WHAT IS EXPECTED:
Return every line of the listing that includes the string "screenshot".
##########
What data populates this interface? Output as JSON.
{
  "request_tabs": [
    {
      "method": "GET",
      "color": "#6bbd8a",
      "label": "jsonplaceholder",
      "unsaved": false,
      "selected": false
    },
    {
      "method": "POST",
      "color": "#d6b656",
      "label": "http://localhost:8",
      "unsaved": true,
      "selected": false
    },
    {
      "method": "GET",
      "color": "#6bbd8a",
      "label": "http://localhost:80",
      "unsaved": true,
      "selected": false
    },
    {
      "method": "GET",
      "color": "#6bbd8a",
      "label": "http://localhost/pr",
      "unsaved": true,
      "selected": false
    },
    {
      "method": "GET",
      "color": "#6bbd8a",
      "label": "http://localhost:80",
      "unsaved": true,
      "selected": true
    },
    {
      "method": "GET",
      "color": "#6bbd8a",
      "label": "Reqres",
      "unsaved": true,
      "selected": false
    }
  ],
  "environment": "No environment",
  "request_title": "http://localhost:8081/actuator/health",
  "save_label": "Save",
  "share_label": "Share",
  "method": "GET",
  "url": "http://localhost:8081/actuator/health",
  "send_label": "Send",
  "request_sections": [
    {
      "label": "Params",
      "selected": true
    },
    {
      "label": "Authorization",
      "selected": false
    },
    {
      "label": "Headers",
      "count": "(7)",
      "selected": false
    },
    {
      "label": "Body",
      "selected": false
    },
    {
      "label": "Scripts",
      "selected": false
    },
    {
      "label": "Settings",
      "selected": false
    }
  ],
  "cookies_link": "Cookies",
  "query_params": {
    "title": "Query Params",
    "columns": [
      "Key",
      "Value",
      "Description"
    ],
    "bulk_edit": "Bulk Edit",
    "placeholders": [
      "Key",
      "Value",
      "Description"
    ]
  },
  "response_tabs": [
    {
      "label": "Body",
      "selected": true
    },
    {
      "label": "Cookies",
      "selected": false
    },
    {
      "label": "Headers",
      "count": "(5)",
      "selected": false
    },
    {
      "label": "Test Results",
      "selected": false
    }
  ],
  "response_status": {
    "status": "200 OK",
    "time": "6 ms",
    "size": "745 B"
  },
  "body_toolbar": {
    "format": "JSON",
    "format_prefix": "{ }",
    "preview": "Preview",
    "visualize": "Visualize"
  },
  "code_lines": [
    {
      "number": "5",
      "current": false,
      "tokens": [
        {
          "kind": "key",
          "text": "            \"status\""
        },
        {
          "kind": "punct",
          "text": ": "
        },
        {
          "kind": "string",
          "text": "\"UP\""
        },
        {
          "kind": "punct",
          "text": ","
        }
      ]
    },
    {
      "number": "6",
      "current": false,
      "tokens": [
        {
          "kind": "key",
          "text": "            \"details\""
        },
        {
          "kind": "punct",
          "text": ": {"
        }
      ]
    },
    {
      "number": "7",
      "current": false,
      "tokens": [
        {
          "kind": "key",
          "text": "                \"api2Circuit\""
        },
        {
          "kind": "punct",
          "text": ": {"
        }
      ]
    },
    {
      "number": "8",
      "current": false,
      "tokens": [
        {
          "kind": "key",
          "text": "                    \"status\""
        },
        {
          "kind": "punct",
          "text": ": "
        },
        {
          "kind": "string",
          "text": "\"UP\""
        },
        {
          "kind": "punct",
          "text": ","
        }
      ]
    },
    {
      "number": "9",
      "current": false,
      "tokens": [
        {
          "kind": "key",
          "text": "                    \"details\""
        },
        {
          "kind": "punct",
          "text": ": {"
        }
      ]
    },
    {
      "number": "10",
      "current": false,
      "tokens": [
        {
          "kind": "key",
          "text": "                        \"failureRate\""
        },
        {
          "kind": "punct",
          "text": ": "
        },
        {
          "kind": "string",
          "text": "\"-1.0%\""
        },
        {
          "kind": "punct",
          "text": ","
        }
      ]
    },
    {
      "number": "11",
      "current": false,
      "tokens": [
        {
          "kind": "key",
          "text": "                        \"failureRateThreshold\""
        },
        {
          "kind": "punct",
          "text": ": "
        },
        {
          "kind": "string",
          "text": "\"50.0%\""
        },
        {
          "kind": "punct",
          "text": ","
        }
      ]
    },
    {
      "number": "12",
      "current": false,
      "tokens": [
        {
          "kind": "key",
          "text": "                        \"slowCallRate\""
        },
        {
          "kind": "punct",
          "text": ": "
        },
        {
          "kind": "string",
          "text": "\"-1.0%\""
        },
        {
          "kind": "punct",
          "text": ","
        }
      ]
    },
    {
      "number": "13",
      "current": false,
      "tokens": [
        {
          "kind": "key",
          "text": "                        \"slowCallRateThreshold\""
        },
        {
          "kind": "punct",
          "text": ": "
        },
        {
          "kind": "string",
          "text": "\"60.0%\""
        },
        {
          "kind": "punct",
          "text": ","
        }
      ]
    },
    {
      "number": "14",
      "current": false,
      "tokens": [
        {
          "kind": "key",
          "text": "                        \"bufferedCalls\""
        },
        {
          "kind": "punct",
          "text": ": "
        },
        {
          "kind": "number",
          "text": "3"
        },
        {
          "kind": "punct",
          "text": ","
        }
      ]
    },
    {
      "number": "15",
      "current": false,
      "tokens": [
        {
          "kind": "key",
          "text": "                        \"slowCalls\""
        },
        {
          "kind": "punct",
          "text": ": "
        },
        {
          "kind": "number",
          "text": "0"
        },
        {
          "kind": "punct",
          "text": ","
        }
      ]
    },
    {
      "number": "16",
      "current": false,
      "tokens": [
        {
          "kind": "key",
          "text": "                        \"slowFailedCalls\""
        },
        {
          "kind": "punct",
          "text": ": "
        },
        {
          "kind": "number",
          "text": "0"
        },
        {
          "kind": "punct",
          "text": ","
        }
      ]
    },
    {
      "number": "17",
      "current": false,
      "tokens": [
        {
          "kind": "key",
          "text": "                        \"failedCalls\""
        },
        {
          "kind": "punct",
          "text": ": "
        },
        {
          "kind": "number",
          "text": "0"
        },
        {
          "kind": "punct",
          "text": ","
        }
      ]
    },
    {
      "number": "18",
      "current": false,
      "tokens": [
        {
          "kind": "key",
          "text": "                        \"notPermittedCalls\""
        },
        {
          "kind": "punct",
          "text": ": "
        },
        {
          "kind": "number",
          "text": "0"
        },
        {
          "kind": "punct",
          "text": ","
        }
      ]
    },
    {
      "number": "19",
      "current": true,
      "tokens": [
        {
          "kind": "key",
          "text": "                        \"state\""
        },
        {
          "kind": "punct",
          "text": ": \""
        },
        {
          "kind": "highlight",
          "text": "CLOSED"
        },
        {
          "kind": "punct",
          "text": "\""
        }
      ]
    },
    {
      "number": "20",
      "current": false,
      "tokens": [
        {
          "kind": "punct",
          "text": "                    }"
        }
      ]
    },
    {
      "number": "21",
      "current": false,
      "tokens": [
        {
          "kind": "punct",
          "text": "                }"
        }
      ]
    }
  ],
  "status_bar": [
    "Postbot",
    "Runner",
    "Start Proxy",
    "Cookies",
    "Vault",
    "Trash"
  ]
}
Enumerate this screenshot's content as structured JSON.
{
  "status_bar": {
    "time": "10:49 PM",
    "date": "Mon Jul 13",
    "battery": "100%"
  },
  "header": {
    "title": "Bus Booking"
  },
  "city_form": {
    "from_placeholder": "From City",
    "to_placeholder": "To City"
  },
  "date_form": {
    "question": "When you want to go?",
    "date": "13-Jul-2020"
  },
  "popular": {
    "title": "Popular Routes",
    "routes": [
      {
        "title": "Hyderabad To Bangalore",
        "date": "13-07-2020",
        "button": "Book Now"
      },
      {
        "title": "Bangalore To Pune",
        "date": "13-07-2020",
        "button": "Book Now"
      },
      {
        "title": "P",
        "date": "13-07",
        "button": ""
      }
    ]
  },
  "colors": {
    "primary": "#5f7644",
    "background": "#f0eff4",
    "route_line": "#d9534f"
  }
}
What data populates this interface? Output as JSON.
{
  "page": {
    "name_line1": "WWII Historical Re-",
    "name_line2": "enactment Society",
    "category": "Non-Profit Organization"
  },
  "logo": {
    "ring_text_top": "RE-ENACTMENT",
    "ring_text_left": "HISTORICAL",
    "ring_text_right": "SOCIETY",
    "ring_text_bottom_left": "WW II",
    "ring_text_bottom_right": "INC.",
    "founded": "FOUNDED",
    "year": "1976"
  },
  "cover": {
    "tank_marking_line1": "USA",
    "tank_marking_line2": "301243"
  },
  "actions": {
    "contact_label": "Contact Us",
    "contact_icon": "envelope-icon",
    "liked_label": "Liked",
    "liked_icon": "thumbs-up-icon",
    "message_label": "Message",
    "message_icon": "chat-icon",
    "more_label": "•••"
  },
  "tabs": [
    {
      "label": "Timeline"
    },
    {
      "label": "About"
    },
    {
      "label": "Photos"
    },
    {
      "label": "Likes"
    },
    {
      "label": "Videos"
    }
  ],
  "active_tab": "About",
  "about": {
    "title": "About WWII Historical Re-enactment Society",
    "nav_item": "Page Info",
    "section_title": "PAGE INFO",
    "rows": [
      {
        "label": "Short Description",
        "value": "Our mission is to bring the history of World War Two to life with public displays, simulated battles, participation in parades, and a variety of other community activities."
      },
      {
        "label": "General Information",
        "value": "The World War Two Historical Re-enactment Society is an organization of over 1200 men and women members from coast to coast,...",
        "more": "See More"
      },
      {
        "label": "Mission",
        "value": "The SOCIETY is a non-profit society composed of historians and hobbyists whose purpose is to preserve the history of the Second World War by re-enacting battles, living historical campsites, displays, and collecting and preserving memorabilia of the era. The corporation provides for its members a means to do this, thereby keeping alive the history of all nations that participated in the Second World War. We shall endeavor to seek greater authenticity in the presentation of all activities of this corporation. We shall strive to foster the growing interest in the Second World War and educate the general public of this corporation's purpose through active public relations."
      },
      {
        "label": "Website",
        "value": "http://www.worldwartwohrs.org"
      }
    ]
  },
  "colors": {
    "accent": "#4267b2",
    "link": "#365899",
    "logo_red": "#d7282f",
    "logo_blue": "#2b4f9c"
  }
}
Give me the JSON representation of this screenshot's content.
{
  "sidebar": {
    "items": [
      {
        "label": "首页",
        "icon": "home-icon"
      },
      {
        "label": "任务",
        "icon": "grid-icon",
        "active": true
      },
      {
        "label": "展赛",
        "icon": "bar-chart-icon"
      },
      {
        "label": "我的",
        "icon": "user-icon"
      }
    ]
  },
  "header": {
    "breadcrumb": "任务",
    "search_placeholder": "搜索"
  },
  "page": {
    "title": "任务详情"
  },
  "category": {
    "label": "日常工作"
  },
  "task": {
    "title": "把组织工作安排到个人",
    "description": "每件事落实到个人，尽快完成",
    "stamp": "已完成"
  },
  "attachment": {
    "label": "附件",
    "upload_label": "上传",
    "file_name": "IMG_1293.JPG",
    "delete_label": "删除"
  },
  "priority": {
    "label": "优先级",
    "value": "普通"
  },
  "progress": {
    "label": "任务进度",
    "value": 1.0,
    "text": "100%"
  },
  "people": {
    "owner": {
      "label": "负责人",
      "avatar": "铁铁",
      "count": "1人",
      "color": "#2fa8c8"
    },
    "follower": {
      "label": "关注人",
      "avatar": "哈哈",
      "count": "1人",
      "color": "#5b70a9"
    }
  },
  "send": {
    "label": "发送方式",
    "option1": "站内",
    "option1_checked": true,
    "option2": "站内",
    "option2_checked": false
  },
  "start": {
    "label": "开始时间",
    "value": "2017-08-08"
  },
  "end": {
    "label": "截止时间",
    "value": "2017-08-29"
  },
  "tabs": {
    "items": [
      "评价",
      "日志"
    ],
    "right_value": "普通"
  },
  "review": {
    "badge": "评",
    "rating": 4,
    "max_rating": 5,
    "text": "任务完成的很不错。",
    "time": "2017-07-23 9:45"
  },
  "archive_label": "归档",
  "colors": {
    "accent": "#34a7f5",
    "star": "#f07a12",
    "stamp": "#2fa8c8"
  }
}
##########
EXERCISE RESULT:
Enumerate this screenshot's content as structured JSON.
Give me the JSON representation of this screenshot's content.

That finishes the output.